The New Proposed Rule
The Trump-led Department of Labor’s proposed new overtime rule had some similarities to the Obama-led DOL rule. The Proposed Overtime Rule of 2019 increases the minimum salary to $679 per week, or $35,308 annually. For highly compensated employees, their annual compensation increases to $147,414. This proposal allows for the use of non-discretionary bonuses to satisfy up to 10 percent of an employee’s salary—exactly the same as the Obama-led proposed rule. However, and most importantly, there are no automatic updates for minimum salaries. Instead, there is a commitment to review the requirements periodically, which requires notice and comment rulemaking. 

The Proposed Overtime Rule of 2019 is estimated to make 1.1 million exempt employees eligible for overtime. However, employers can increase an employee’s salary to keep them classified as exempt; thus, the employer is not liable for the 1.5x overtime payment. The proposed OT rule has a similar impact on about 201,100 highly compensated employees unless their employers increase their current minimum annual compensation.

Preparing for the New Rule
Small business owners need to understand and prepare for the new overtime rule that could become effective in 2020. The biggest threat is the implication of the 1.5 overtime payment that must be given to non-exempt employees who work more than 40 hours per week. Controlling their overtime hours could translate to thousands of dollars in savings. Thus, employers should devise and implement a system to control overtime hours worked by employees—especially those who could move from exempt to non-exempt if the proposed rule goes into effect. Below are a few suggestions for how small business owners can prepare for the new proposed overtime rule:
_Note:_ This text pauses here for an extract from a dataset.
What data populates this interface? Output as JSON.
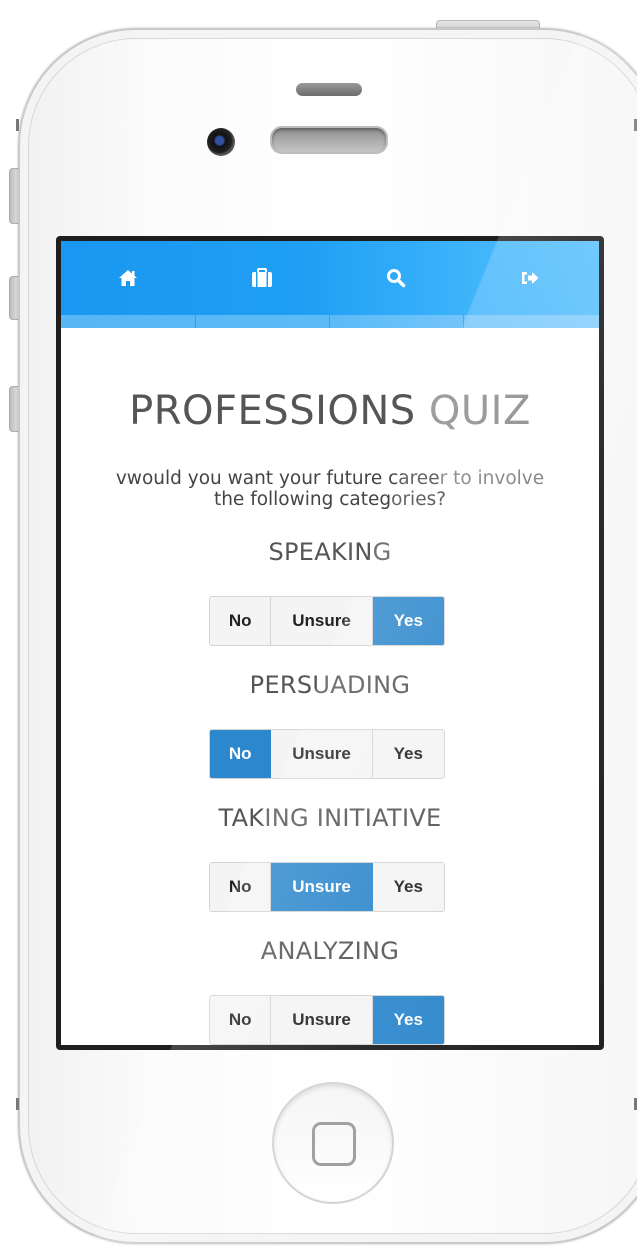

  • First and most importantly, analyze the hours of current workers—especially between exempt and non-exempt workers. Examine the job duties of each position to ensure exempt employees meet the “primary duty” tests. This analysis will determine what it will cost to comply with the proposed overtime rule, allowing employers to decide whether to increase the minimum salaries of exempt and/or non-exempt employees, or simply pay the 1.5 overtime requirement. 
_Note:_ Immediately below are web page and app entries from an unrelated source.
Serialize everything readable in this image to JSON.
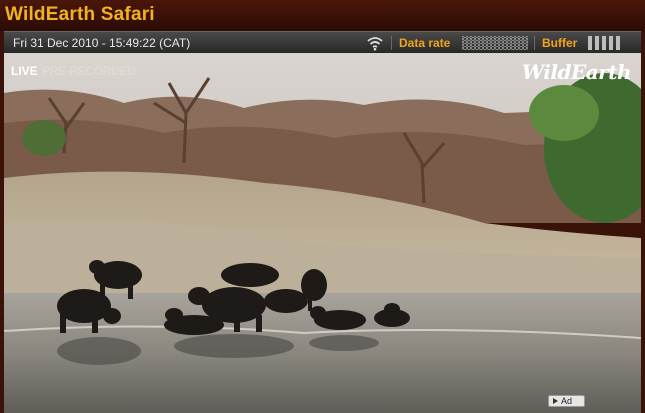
{
  "window": {
    "title": "WildEarth Safari"
  },
  "infobar": {
    "datetime": "Fri 31 Dec 2010 - 15:49:22 (CAT)",
    "signal_icon": "wifi-icon",
    "data_rate_label": "Data rate",
    "buffer_label": "Buffer"
  },
  "video": {
    "live_label": "LIVE",
    "recorded_label": "PRE-RECORDED",
    "logo_text": "WildEarth",
    "ad_label": "Ad"
  },
  "colors": {
    "accent": "#f2a21c",
    "title_bar": "#3a1208",
    "info_bar": "#333333"
  }
}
  • Another step employers could take is to simply raise employee salaries. If an employee’s salary is already near the new minimum salary threshold, or if anticipated overtime costs will regularly exceed this threshold, raising their minimum salary could be easier and cheaper.
  • Reclassifying employees as non-exempt is another option. For salaried employees who are scheduled to work less than 40 hours per week, or whose duties do not require overtime, this option could be cheaper. The employer would not pay the 1.5 overtime payment if employees do not work more than 40 hours because they do not meet the threshold for the overtime payment. The same logic applies to employees whose duties do not require overtime.
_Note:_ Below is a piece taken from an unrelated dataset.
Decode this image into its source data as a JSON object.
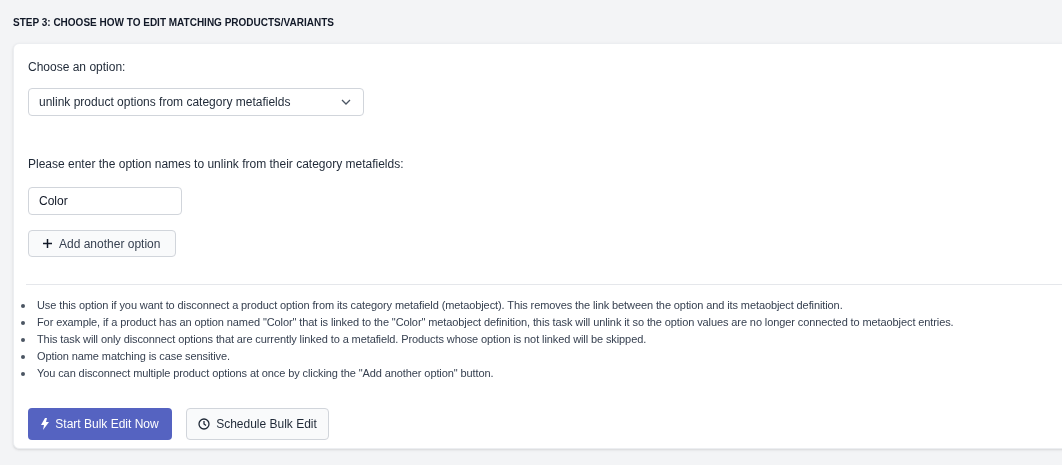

  • Employers could also reclassify employees and adjust two different components of their work schedule to ensure compliance. The first option is to reclassify an employee and adjust their hourly rate. For newly non-exempt employees, the employer would determine and/or adjust an hourly rate that will be comparable to the salary they were paid when they were exempt—thus, this small change will not significantly affect the employee. Another option is to reclassify the employee and limit their hours. Employers may establish policies restricting overtime hours; they could consider dividing work among full- and/or part-time employees to avoid the need for any overtime.
  • Finally, reducing benefits to offset overtime expenses is another option for employers. Employers could reduce 401(k) matches, vacation accrual, sick days, health insurance contributions, etc. to offset the anticipated costs of the overtime payment under the new rule.

While the new Proposed Overtime Rule is not final (and thus not binding), it is still imperative for employers to be aware of the changes coming. They should prepare for the number of employees that may change from exempt to non-exempt, and take time to understand the financial implications for their business. Understanding the duties and overtime hours of their employees could save the employer thousands. PM